Retype each entry. Leave nothing out.

--- START ---

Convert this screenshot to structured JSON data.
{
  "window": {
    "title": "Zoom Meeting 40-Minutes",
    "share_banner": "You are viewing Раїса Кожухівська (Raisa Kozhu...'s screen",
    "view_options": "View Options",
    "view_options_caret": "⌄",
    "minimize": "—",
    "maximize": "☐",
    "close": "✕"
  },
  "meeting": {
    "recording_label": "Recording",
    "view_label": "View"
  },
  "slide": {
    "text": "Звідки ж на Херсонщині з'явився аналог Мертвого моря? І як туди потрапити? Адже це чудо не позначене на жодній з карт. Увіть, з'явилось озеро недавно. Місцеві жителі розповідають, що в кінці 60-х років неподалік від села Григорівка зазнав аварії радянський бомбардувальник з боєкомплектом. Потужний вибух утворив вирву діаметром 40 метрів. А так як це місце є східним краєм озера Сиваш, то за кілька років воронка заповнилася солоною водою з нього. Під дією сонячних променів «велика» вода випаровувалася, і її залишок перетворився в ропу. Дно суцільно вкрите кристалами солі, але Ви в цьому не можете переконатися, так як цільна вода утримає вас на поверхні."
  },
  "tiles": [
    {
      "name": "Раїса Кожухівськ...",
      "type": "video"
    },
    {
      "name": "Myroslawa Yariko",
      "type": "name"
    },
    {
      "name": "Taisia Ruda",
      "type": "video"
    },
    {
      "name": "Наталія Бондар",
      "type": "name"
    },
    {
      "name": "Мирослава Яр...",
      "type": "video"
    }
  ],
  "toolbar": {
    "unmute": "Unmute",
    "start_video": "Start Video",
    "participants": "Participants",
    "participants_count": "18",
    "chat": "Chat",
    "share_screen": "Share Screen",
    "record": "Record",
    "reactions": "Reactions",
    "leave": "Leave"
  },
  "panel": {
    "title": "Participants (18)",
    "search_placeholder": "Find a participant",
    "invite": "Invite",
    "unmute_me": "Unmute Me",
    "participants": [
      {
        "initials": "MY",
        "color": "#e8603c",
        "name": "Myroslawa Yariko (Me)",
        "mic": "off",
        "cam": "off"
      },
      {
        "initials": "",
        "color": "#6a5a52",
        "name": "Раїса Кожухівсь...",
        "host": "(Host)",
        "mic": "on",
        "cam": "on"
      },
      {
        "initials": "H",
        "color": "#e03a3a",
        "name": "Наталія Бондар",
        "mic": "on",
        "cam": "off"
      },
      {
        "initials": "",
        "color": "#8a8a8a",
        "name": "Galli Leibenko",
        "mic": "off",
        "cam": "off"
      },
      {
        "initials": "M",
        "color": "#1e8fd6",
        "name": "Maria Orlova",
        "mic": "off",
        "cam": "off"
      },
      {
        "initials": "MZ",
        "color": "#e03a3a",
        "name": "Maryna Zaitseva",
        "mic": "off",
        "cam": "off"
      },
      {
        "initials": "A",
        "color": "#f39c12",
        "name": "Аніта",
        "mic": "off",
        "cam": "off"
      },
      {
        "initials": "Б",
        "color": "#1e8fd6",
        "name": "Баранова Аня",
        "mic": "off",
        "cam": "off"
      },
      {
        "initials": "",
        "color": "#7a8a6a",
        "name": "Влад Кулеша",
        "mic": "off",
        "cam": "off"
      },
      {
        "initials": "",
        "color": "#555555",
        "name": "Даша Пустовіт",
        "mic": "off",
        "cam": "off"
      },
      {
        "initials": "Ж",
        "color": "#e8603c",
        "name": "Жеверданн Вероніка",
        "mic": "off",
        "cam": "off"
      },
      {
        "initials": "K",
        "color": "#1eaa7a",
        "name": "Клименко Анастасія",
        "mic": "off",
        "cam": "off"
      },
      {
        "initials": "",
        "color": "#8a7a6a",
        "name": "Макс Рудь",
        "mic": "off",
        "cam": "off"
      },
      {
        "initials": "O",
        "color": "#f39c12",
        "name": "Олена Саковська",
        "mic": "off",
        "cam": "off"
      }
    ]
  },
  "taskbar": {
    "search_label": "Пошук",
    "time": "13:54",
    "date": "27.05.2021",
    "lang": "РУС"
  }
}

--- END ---

REPLY →
Convert this screenshot to structured JSON data.
{
  "window": {
    "title": "Zoom Meeting 40-Minutes",
    "share_banner": "You are viewing Раїса Кожухівська (Raisa Kozhu...'s screen",
    "view_options": "View Options",
    "view_options_caret": "⌄",
    "minimize": "—",
    "maximize": "☐",
    "close": "✕"
  },
  "meeting": {
    "recording_label": "Recording",
    "view_label": "View"
  },
  "slide": {
    "text": "Звідки ж на Херсонщині з'явився аналог Мертвого моря? І як туди потрапити? Адже це чудо не позначене на жодній з карт. Увіть, з'явилось озеро недавно. Місцеві жителі розповідають, що в кінці 60-х років неподалік від села Григорівка зазнав аварії радянський бомбардувальник з боєкомплектом. Потужний вибух утворив вирву діаметром 40 метрів. А так як це місце є східним краєм озера Сиваш, то за кілька років воронка заповнилася солоною водою з нього. Під дією сонячних променів «велика» вода випаровувалася, і її залишок перетворився в ропу. Дно суцільно вкрите кристалами солі, але Ви в цьому не можете переконатися, так як цільна вода утримає вас на поверхні."
  },
  "tiles": [
    {
      "name": "Раїса Кожухівськ...",
      "type": "video"
    },
    {
      "name": "Myroslawa Yariko",
      "type": "name"
    },
    {
      "name": "Taisia Ruda",
      "type": "video"
    },
    {
      "name": "Наталія Бондар",
      "type": "name"
    },
    {
      "name": "Мирослава Яр...",
      "type": "video"
    }
  ],
  "toolbar": {
    "unmute": "Unmute",
    "start_video": "Start Video",
    "participants": "Participants",
    "participants_count": "18",
    "chat": "Chat",
    "share_screen": "Share Screen",
    "record": "Record",
    "reactions": "Reactions",
    "leave": "Leave"
  },
  "panel": {
    "title": "Participants (18)",
    "search_placeholder": "Find a participant",
    "invite": "Invite",
    "unmute_me": "Unmute Me",
    "participants": [
      {
        "initials": "MY",
        "color": "#e8603c",
        "name": "Myroslawa Yariko (Me)",
        "mic": "off",
        "cam": "off"
      },
      {
        "initials": "",
        "color": "#6a5a52",
        "name": "Раїса Кожухівсь...",
        "host": "(Host)",
        "mic": "on",
        "cam": "on"
      },
      {
        "initials": "H",
        "color": "#e03a3a",
        "name": "Наталія Бондар",
        "mic": "on",
        "cam": "off"
      },
      {
        "initials": "",
        "color": "#8a8a8a",
        "name": "Galli Leibenko",
        "mic": "off",
        "cam": "off"
      },
      {
        "initials": "M",
        "color": "#1e8fd6",
        "name": "Maria Orlova",
        "mic": "off",
        "cam": "off"
      },
      {
        "initials": "MZ",
        "color": "#e03a3a",
        "name": "Maryna Zaitseva",
        "mic": "off",
        "cam": "off"
      },
      {
        "initials": "A",
        "color": "#f39c12",
        "name": "Аніта",
        "mic": "off",
        "cam": "off"
      },
      {
        "initials": "Б",
        "color": "#1e8fd6",
        "name": "Баранова Аня",
        "mic": "off",
        "cam": "off"
      },
      {
        "initials": "",
        "color": "#7a8a6a",
        "name": "Влад Кулеша",
        "mic": "off",
        "cam": "off"
      },
      {
        "initials": "",
        "color": "#555555",
        "name": "Даша Пустовіт",
        "mic": "off",
        "cam": "off"
      },
      {
        "initials": "Ж",
        "color": "#e8603c",
        "name": "Жеверданн Вероніка",
        "mic": "off",
        "cam": "off"
      },
      {
        "initials": "K",
        "color": "#1eaa7a",
        "name": "Клименко Анастасія",
        "mic": "off",
        "cam": "off"
      },
      {
        "initials": "",
        "color": "#8a7a6a",
        "name": "Макс Рудь",
        "mic": "off",
        "cam": "off"
      },
      {
        "initials": "O",
        "color": "#f39c12",
        "name": "Олена Саковська",
        "mic": "off",
        "cam": "off"
      }
    ]
  },
  "taskbar": {
    "search_label": "Пошук",
    "time": "13:54",
    "date": "27.05.2021",
    "lang": "РУС"
  }
}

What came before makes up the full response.